PROBLEM => I need the records below retyped exactly.

PROVIDED INFORMATION =>
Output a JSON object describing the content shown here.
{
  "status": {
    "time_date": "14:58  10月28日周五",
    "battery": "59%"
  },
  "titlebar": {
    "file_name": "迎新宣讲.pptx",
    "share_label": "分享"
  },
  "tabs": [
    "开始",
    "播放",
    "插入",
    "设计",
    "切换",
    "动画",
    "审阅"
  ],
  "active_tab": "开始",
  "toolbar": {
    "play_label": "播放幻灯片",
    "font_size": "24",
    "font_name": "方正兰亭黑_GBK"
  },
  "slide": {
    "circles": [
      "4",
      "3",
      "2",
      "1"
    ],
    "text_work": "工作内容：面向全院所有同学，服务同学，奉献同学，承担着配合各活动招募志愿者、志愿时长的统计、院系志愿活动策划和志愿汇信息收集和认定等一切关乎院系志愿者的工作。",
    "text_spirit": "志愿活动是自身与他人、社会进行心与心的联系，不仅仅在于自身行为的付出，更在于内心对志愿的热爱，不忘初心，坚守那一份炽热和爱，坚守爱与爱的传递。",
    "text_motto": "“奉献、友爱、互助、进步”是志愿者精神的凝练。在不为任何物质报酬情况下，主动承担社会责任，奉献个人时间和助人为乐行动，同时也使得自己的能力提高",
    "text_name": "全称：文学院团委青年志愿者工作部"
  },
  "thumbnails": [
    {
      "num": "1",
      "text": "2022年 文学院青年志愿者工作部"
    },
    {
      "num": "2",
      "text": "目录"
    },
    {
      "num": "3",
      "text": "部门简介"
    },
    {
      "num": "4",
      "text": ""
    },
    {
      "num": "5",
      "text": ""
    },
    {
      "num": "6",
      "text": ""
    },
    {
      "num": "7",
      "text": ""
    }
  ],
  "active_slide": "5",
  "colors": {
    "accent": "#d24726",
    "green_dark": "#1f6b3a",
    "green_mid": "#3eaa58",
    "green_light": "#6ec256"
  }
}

ANSWER SPACE =>
Output a JSON object describing the content shown here.
{
  "status": {
    "time_date": "14:58  10月28日周五",
    "battery": "59%"
  },
  "titlebar": {
    "file_name": "迎新宣讲.pptx",
    "share_label": "分享"
  },
  "tabs": [
    "开始",
    "播放",
    "插入",
    "设计",
    "切换",
    "动画",
    "审阅"
  ],
  "active_tab": "开始",
  "toolbar": {
    "play_label": "播放幻灯片",
    "font_size": "24",
    "font_name": "方正兰亭黑_GBK"
  },
  "slide": {
    "circles": [
      "4",
      "3",
      "2",
      "1"
    ],
    "text_work": "工作内容：面向全院所有同学，服务同学，奉献同学，承担着配合各活动招募志愿者、志愿时长的统计、院系志愿活动策划和志愿汇信息收集和认定等一切关乎院系志愿者的工作。",
    "text_spirit": "志愿活动是自身与他人、社会进行心与心的联系，不仅仅在于自身行为的付出，更在于内心对志愿的热爱，不忘初心，坚守那一份炽热和爱，坚守爱与爱的传递。",
    "text_motto": "“奉献、友爱、互助、进步”是志愿者精神的凝练。在不为任何物质报酬情况下，主动承担社会责任，奉献个人时间和助人为乐行动，同时也使得自己的能力提高",
    "text_name": "全称：文学院团委青年志愿者工作部"
  },
  "thumbnails": [
    {
      "num": "1",
      "text": "2022年 文学院青年志愿者工作部"
    },
    {
      "num": "2",
      "text": "目录"
    },
    {
      "num": "3",
      "text": "部门简介"
    },
    {
      "num": "4",
      "text": ""
    },
    {
      "num": "5",
      "text": ""
    },
    {
      "num": "6",
      "text": ""
    },
    {
      "num": "7",
      "text": ""
    }
  ],
  "active_slide": "5",
  "colors": {
    "accent": "#d24726",
    "green_dark": "#1f6b3a",
    "green_mid": "#3eaa58",
    "green_light": "#6ec256"
  }
}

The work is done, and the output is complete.